I did not intend to grow a lot of nightshades. But here I am tending this enormous patch of enthusiastic tomatoes. So okay, I guess we're growing nightshades. I don't know if you can do the usual green tomato things with yellow pear tomatoes if they're green, but if we get an early frost, I'm going to find out.
I tried to grow cucumber, it barely made it. I'm trying to grow a butternut squash. It's barely making it. Those are probably failed experiments. It may be that the next best thing for me to do is take those out and plant something that grows better here.
I'm going to grow hostas back by the fence if I can get them to thrive in that soil. But maybe I should also put them in one of these little round beds and grow them like a perennial salad green.
If this is the soil, if these are the conditions that are perfect for nightshades- those cherry tomatoes that I bought that were 10 inches tall are now taller than I am. Then maybe I give in. Maybe that's why the last person grew so many nightshades because the night shades wanted to grow here.
One of the things that we get to know about ourselves is what we are likely to not continue to do. Intensives, we are 80% people. We do 80% of the work, and then we stop. Because we're bored, because it's not interesting anymore, because it's become routine. Now routines can be useful and comforting and soothing. And routines can help us do things that we really need to do. And also there's a limit to how much routine we can put ourselves through.
So early in the summer, I installed an irrigation system, one of those ones with lots of hosing and I spent, I don't know more money than I expected. Probably $150 on hoses and sprayers and figuring it all out. And it's not perfect. But it does work. It's on a timer, it makes everything wet twice a day. And that's important.
I knew that I wasn't going to keep watering every day even though I was extremely enamored of it in the beginning. And I knew I was going to feel terrible if I didn't. So I put in a watering system. And the places in the garden that are struggling the most, are the places where the watering system is not working the most.
We get to work not only with what the environment wants to do, but with what we want to do. What is easiest and most obvious to us. If you know, like you know that you know, that you only use a planner for about a month or two before you drop it, you have two choices, three choices.
You can decide not to use a planner.
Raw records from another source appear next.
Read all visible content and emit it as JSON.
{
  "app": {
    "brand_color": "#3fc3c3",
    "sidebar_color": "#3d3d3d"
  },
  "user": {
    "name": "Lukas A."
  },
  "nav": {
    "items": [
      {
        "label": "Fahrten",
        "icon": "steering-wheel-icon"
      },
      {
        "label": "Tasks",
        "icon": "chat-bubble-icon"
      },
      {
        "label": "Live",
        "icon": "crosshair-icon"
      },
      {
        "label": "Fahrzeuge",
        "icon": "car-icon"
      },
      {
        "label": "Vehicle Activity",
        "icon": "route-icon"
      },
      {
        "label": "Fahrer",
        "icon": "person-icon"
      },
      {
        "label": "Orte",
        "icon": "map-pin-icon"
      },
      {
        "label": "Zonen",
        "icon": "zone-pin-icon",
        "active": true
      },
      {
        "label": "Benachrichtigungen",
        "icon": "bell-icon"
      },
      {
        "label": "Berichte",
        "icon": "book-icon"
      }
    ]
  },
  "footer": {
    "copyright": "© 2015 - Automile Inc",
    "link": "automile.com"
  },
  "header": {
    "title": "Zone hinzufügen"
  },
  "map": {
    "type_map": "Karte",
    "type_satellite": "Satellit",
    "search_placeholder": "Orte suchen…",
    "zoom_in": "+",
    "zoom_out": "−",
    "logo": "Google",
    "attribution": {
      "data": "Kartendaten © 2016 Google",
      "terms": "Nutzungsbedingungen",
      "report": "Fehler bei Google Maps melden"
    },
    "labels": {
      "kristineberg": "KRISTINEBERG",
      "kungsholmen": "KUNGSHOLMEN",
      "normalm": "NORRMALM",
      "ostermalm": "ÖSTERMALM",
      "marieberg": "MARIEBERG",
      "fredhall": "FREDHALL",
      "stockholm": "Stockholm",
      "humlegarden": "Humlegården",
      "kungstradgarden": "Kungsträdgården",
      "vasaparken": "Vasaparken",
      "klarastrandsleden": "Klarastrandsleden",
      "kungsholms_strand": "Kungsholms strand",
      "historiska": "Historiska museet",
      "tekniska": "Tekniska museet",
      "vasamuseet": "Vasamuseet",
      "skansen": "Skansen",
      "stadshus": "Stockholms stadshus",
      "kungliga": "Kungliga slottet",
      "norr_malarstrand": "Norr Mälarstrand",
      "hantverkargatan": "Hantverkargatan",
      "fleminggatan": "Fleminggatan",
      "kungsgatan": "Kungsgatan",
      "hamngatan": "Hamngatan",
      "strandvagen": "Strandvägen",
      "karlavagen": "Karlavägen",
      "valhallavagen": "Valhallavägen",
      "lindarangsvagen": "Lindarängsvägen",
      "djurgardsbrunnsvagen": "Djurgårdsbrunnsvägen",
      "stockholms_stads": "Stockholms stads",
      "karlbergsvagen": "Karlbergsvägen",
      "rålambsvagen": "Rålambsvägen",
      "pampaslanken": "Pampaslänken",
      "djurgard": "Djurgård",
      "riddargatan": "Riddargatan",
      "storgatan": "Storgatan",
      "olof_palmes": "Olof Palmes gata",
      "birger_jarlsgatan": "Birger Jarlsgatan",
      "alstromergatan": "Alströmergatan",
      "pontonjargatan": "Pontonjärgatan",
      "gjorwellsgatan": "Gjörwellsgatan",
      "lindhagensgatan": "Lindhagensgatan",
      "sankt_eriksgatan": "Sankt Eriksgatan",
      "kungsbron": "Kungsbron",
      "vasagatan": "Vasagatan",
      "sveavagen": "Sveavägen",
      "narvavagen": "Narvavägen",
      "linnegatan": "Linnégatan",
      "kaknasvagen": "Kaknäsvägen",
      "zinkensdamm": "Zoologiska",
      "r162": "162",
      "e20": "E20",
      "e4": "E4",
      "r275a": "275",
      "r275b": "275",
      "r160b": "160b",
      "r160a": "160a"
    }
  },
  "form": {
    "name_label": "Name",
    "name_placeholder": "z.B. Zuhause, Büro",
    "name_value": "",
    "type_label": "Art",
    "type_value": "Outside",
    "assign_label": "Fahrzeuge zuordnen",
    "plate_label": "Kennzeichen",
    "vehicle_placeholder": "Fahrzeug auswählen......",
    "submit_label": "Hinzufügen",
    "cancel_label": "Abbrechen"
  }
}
You can decide to use it and then drop it and possibly feel guilty for it or not. You can use it as a springboard. To use it to get set up to do something else to help you understand the shape of your year and then stop and allow that to be okay. Or you can decide you're going to start up a new planner every two or three months.
Just plan to buy four planners, buy four planners right away and decide which order you're going to use them in. Or buy four planners over the course of the year and allow what planners are available toward the end of the year to determine which planner you're going to use. Or close out with a bullet journal, which is always available. Work with yourself. Allow yourself to have the space you need. That's how we work best.
I didn't ask that yellow pear tomato to grow back there. I didn't think a tomato could thrive back there. I thought it would need lots of sun. There's not lots of sun back there. I thought it would need amended soil. It doesn't have amended soil. And it is by far the biggest plant in the yard.
Whatever it's having, I want everybody to have. Except that everybody needs different things. So what's thriving for you? What does it look like? What does it feel like? What is the garden telling you it wants to do? And how can you help it do that?
Thanks for tuning in.